Setting the tone for the discussions, ARG chairman, Hon. Olawale Oshun, said Yoruba leaders came together exactly 135 years ago to cease warring and embrace peace and unity after fighting for 16 years .
He pointed out that the treaty paved way for the progress and development of Yoruba land as a whole, emphasising the importance of unity.
“There can’t be progress without peace and cooperation… That’s why we tagged this summit ‘Celebration of Unity.’ Let all groups begin to work together. Let all Yoruba politicians begin to work together, irrespective of their political affiliation so that they can work for the progress of Yoruba land. We must hold them accountable,” he said.

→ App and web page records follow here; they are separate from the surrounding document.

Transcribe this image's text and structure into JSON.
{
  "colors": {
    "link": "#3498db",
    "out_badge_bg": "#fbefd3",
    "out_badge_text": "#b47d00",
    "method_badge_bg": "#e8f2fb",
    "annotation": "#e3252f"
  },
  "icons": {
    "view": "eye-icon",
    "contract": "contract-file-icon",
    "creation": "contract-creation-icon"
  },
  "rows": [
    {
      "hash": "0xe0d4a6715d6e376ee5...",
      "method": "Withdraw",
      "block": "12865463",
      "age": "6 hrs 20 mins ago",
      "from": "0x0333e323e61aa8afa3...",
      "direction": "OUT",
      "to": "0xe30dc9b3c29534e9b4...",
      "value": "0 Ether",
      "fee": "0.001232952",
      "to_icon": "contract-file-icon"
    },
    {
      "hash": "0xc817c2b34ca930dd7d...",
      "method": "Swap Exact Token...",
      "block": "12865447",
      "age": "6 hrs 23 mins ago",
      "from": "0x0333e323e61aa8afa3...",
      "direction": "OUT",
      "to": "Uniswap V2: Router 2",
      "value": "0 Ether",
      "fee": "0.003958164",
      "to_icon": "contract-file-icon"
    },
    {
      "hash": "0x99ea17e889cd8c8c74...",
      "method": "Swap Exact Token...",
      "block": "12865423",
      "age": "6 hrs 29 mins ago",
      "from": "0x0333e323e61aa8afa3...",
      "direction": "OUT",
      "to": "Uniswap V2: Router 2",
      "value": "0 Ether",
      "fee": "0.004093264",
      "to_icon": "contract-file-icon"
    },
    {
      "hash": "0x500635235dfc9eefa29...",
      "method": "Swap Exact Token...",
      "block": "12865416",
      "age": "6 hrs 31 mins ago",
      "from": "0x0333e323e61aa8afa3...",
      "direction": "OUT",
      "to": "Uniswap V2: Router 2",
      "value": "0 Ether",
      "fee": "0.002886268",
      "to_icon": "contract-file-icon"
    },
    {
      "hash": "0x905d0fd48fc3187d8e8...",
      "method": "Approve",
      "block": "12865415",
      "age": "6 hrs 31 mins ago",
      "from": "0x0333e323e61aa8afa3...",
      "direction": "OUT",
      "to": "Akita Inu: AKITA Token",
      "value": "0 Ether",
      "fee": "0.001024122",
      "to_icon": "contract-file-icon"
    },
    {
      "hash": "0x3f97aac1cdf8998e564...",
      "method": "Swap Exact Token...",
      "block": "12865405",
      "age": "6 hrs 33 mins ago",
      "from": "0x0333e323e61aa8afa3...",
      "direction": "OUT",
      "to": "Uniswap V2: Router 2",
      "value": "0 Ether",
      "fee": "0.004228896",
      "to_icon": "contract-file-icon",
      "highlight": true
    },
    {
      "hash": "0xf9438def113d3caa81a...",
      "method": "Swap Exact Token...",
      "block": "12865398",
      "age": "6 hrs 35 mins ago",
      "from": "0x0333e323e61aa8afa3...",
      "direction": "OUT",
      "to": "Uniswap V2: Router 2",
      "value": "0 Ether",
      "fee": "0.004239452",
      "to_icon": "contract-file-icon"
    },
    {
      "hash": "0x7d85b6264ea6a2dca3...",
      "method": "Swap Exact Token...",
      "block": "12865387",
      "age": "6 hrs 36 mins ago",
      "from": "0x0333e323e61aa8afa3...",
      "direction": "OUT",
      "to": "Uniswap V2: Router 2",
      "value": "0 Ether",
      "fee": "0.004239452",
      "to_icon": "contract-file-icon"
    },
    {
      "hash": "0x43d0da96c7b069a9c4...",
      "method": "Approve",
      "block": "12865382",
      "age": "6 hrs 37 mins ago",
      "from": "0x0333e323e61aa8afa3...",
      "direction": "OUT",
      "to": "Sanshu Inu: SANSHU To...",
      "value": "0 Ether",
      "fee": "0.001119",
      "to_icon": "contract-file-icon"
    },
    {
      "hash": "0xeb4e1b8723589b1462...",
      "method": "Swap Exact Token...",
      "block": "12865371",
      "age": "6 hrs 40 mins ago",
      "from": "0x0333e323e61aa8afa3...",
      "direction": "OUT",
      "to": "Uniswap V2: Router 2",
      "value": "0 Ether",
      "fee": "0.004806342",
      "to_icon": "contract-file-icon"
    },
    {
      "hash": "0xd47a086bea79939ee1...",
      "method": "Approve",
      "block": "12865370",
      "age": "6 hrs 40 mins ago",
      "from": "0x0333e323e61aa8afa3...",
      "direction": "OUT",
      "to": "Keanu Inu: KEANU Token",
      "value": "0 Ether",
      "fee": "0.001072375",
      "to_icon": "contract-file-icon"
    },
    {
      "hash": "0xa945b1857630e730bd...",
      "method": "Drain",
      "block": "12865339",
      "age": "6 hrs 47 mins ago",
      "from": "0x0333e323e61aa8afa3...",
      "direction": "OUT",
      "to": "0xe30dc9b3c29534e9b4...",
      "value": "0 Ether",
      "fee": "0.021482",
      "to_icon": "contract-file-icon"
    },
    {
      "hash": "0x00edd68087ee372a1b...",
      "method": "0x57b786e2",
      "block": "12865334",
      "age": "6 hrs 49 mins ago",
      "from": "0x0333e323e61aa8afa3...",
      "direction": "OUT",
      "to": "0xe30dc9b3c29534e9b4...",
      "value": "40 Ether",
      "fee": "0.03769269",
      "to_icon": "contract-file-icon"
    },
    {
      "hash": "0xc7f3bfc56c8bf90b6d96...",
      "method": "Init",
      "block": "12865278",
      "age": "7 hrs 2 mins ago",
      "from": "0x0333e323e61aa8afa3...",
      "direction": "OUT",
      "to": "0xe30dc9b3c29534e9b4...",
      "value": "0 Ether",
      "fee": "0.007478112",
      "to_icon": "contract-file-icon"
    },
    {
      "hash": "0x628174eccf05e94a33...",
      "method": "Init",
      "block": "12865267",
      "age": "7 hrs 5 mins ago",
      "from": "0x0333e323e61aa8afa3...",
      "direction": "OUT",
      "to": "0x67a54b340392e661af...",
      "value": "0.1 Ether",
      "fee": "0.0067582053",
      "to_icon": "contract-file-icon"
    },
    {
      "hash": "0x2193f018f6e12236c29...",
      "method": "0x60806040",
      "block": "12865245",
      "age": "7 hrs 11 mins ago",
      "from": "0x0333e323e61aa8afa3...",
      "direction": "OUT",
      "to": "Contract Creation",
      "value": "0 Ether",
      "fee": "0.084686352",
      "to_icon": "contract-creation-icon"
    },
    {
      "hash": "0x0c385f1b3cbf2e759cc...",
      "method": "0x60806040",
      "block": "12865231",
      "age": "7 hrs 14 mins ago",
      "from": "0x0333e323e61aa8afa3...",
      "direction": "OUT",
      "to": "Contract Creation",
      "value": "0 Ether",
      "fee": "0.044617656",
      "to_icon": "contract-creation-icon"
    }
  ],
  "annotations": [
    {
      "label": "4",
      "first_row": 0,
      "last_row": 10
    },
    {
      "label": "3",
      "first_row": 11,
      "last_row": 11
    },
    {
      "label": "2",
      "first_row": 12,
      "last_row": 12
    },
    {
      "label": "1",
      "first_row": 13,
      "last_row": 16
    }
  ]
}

Oshun regretted that farmers in Yoruba land are currently afraid of going to farm because of attacks by criminal herders which has led to prices of food skyrocketing.
He noted that acquisition of formal education, skills in vocations mark out Yoruba, which he says makes them instruments of development wherever they live.
He called on stakeholders to begin to hold elected leaders accountable for the purpose of making the society a better place.
Speaking, the leader of Ilana Omo Oodua, Prof. Banji Akintoye, endorsed the move, stressing that the ARG is a strong and reliable force in promoting the interest of Yoruba.
Akintoye, who was represented by an activist, Dr Tunde Amzat, reminded the gathering that Article 1 of the 1886 peace treaty, stated that there shall be peace between obas, baales and their subjects. He reminded them of the warlords, their exploits and their laudable decision to end the war.
Akintoye emphasised the need to recognise differences in approach but said the goal was the same for all the groups. He urged members not to oppose one another because of differences in approach, saying that every Yoruba enjoys the freedom to adopt any legal approach to achieve their goals.
He said: “There is no difference between those who want restructuring and those who want self-determination. Only third parties are trying to divide us. We are all slaves in this contraption called Nigeria. But we must stand against this oppression. No single group can do it alone.”
He, however, warned against violence.
The Director General, Development Agenda for Western Nigerian (DAWN) Commission, Mr Seye Oyeleye, urged Yoruba youths to obtain their permanent voters card and shun thuggery in the 2023 election.
“Avoid being used as thugs in the 2023 election. Get your PVC and vote for those you know will work for the progress of Yoruba,” he said.
Also at the meeting were Dr Yemi Farohunbi, Mr Ayo Afolabi and several group leaders.